#include <iostream>

using namespace std;

class Temperature
{
        friend ostream& operator<<(ostream&, const Temperature&);
        friend istream& operator>>(istream&, Temperature&);
    private:
        double kelvin;
        double celcius;
        double fahrenheit;
    public:
        // Required constructors
        Temperature()
        {
            kelvin = 273.15;
            celcius = 0;
            fahrenheit = 32;
        }
        Temperature(double k, double c, double f)
        {
            kelvin = k;
            celcius = c;
            fahrenheit = f;
        }
};

ostream& operator<<(ostream &output, const Temperature &T)
{
    output << "K: " << T.kelvin << " C: " << T.celcius << " F: " << T.fahrenheit;
    return output;
}

istream& operator>>(istream &input, Temperature &T)
{
    input >> T.kelvin >> T.celcius >> T.fahrenheit;
    return input;
}

int main()
{
    Temperature t1;
    cin >> t1;
    cout << t1;
    return 0;
}
                                          

Open in new window

0

Featured Post

Independent Software Vendors: We Want Your Opinion

We value your feedback.

Take our survey and automatically be enter to win anyone of the following:
Yeti Cooler, Amazon eGift Card, and Movie eGift Card!

Question has a verified solution.

If you are experiencing a similar issue, please ask a related question

Article by: SunnyDark
This article's goal is to present you with an easy to use XML wrapper for C++ and also present some interesting techniques that you might use with MS C++. The reason I built this class is to ease the pain of using XML files with C++, since there is…
Go is an acronym of golang, is a programming language developed Google in 2007. Go is a new language that is mostly in the C family, with significant input from Pascal/Modula/Oberon family.
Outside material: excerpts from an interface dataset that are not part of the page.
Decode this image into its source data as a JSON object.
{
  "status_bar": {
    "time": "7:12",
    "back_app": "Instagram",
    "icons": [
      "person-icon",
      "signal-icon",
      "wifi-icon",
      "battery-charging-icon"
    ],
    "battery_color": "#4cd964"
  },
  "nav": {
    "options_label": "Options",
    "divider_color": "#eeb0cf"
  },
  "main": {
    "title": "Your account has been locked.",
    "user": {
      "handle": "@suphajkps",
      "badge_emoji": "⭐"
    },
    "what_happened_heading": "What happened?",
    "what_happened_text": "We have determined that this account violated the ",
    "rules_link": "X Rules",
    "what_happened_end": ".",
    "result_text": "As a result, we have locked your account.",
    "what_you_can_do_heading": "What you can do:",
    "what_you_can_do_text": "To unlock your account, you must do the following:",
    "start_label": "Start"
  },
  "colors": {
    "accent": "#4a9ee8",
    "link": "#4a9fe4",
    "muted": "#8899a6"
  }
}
Hence Go arisen as low-level language with fast compilation…
The goal of the video will be to teach the user the concept of local variables and scope. An example of a locally defined variable will be given as well as an explanation of what scope is in C++. The local variable and concept of scope will be relat…
The viewer will learn how to user default arguments when defining functions. This method of defining functions will be contrasted with the non-default-argument of defining functions.

728 members asked questions and received personalized solutions in the past 7 days.

Join the community of 500,000 technology professionals and ask your questions.

Join & Ask a Question